Some quick facts:
· Teens report symptoms of stress at about the same levels as adults in like categories (like “being irritable or angry” and “feeling nervous and anxious”) BUT they’re more likely to report that stress has no effect on their physical or mental health
· 35% of teens lie awake at night while 26% overeat or eat unhealthy foods, and 23% skipped a meal
· Girls report stress more than boys (but it’s unknown whether they experience more stress or report more, since we socialize boys and girls in different ways)
· Compared with adults, teens underreport stress, set aside less time to manage it, and when they do address it they generally do so by engaging in sedentary activities (leading to poorer physical health)
· Of teens in Gr. 9-12 in the last 12 months: 17% considered suicide (22% of females and 12% of males), 13.6% made a plan (17% of females and 10% of males), and 8% attempted suicide one or more times (11% of females and 5% of males)
· Warning signs = FACTS (feelings, actions, changes, threats, situations)
What is a loved one to do? Listen and voice concern. Indicate that you can get help. Seek that help. Let the teen know you care. (70% of all people who commit suicide give some warning of their intentions; 80% never attended counseling.)
What will help your teens cope?
· Authentic connection with others (not social media since it is not authentic)
· Validation (we need to truly listen to our children, make eye contact, and really hear them when they talk with us)
· Purpose and value: connect them to options that help them find these things
· Plans for the future
· A safe environment
· Stay away from caffeine since it’s an anxiety producer – substitute water instead
· Assertiveness training since having a “voice” helps teens maintain control over situations
· Take breaks from stressful situations
· Employ sleep routines: get up at the same time every day, go to sleep at the same time every night
· Practice mindfulness (great resources are available below)

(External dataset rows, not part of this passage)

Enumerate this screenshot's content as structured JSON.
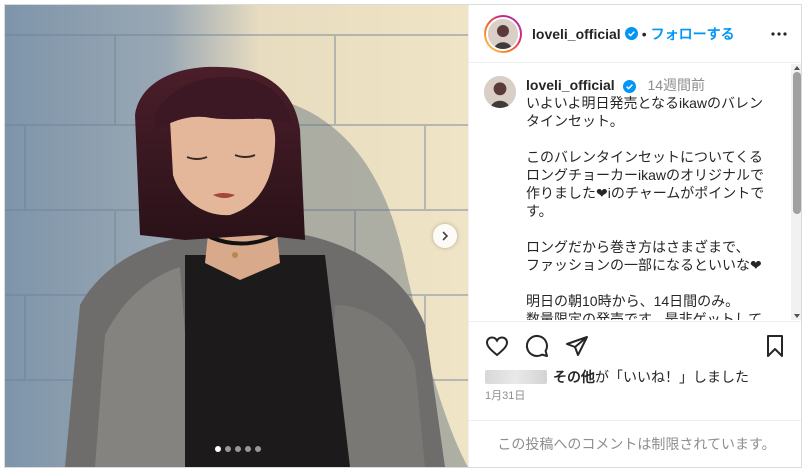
{
  "post": {
    "username": "loveli_official",
    "follow_label": "フォローする",
    "separator": "•",
    "verified_icon": "verified-badge-icon",
    "accent_color": "#0095f6",
    "carousel": {
      "slide_count": 5,
      "active_index": 0
    }
  },
  "caption": {
    "username": "loveli_official",
    "time": "14週間前",
    "lines": [
      "いよいよ明日発売となるikawのバレン",
      "タインセット。",
      "",
      "このバレンタインセットについてくる",
      "ロングチョーカーikawのオリジナルで",
      "作りました❤︎iのチャームがポイントで",
      "す。",
      "",
      "ロングだから巻き方はさまざまで、",
      "ファッションの一部になるといいな❤︎",
      "",
      "明日の朝10時から、14日間のみ。",
      "数量限定の発売です。是非ゲットして"
    ]
  },
  "likes": {
    "bold": "その他",
    "text": "が「いいね！」しました"
  },
  "date": "1月31日",
  "comments_disabled": "この投稿へのコメントは制限されています。"
}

What is the high school and middle school doing to address this issue? These topics are included in the health and wellness curriculum at MHS and there are discussions around yoga and mindfulness strategies in this year’s freshman seminar. They hope to share more techniques with staff next year so they can help students employ these strategies before a big test or assignment. The middle school also includes the topics in the health and wellness curriculum. Principal Conway also mentioned that there is a task force of twelve staff members who have met since December to talk about social emotional learning, and they hope to represent some of the results in this coming year’s School Improvement Plans.
What happens when students leave for life after high school? Have a conversation with the teen before he/she leaves regarding expectations around communication (What will the boundaries be? How often will you communicate, and what method will you use?). Find out about their dorm’s culture if at college, and also what services the health department provides.
Some districts have classes to provide coping mechanisms – does Melrose? The Middle School offers a fitness/yoga class. That’s not currently an offering at MHS, but they could potentially do clubs. Principal Farrell said that maybe there are simple (low cost) things they can do to help.
Explain crisis teams. Each Melrose school building has a crisis team (including an administrator, nurse, school psychologist, and staff members). There is also a district crisis team that learns about best practices and develops protocols for the schools. A group called “Educators Supporting Educators in Crisis” works together to support each other under circumstances such as the recent death of a local teacher, where some Melrose teachers and teachers from other districts provided substitute coverage so that staff members from the affected school could attend the late educator’s funeral.
What if families can’t afford mental health services for their children? The school works to help find support services for low or no cost. When critical, the school will excuse a student from class in order for him/her to receive services in the school from an outside agency.
Are there other ways that schools can help reduce unhealthy adolescent behaviors? Yes – one example at the middle school is offering “no homework weekends” about once per month. At the high school there is a grant-originated course called Mentoring Violence Prevention (MVP) in which students learn to empower bystanders to intervene and diffuse abusive situations.
The full presentation, along with resources, can be found here: http://melrosehigh.melroseschools.com/2016/04/caring-community-presentation/#sthash.Dq8Hz7KK.dpbs.